(Saved entries)
___

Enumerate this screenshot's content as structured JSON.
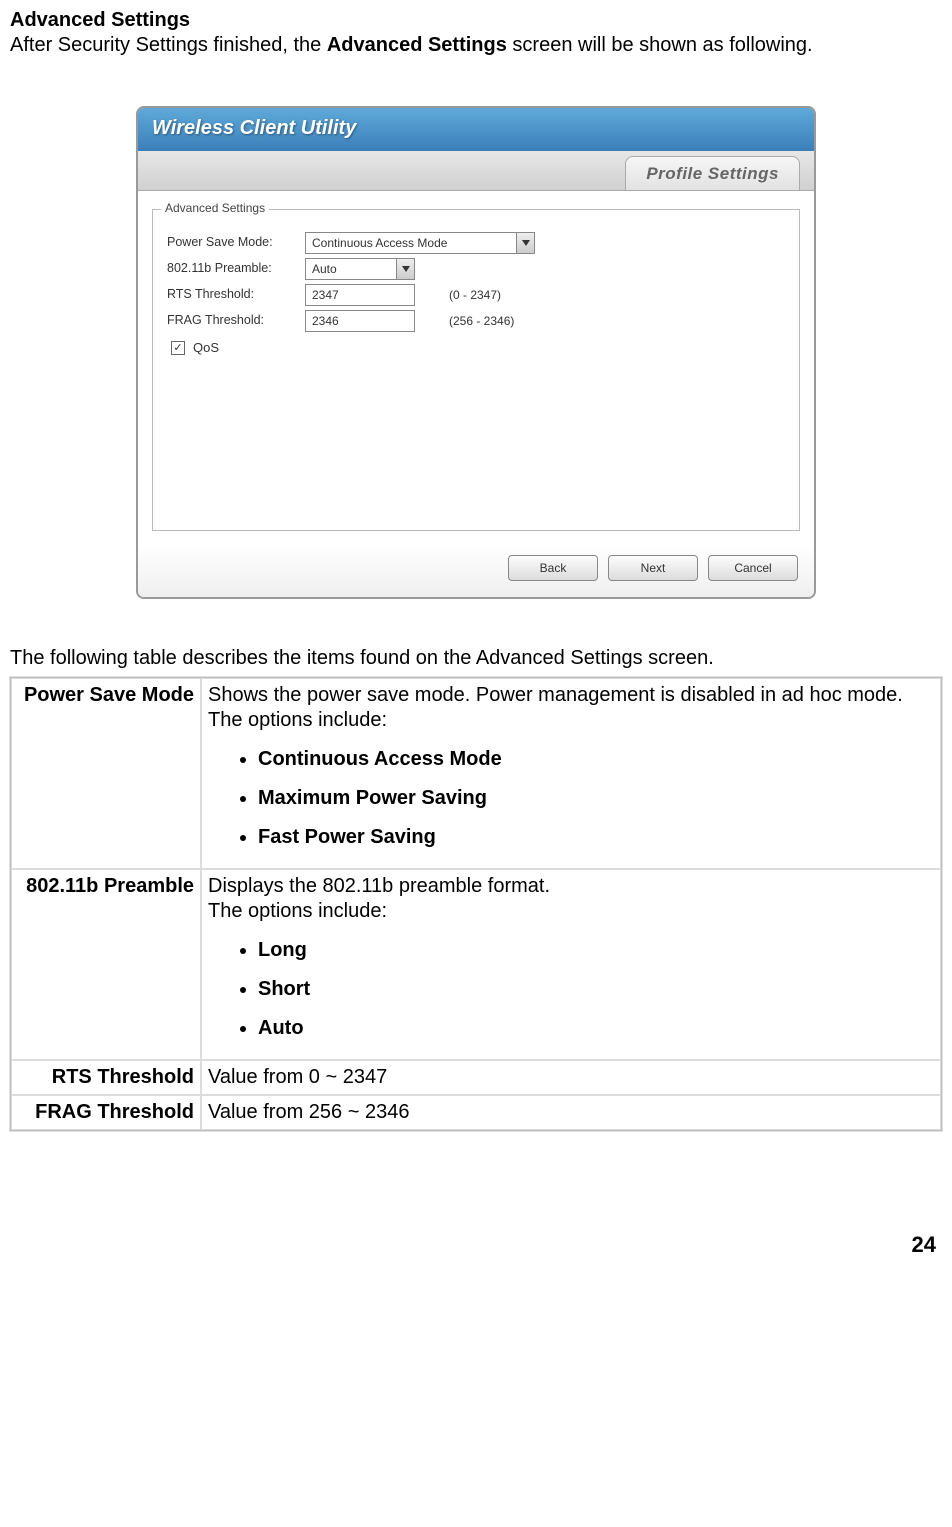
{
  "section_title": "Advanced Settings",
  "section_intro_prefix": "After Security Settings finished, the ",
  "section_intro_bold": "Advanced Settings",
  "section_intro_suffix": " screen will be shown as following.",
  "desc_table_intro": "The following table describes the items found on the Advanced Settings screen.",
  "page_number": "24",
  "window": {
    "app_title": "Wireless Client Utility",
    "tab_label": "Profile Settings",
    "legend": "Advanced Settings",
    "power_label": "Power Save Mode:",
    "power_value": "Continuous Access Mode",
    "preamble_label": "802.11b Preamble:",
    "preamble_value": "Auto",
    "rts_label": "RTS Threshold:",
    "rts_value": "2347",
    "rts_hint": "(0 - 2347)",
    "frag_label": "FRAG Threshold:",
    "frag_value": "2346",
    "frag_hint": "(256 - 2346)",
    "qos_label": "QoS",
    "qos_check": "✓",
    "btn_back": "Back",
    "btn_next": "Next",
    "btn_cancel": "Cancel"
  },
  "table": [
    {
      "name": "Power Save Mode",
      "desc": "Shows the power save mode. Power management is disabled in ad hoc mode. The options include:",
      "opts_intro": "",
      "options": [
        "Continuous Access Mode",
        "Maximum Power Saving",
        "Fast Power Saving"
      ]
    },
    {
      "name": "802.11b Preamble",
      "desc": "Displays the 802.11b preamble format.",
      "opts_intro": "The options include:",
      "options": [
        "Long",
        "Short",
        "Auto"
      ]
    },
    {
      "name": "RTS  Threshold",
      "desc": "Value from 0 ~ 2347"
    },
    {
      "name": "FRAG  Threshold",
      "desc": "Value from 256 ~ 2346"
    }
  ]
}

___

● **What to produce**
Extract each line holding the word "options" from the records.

● **Your solution**
      "desc": "Shows the power save mode. Power management is disabled in ad hoc mode. The options include:",
      "options": [
      "opts_intro": "The options include:",
      "options": [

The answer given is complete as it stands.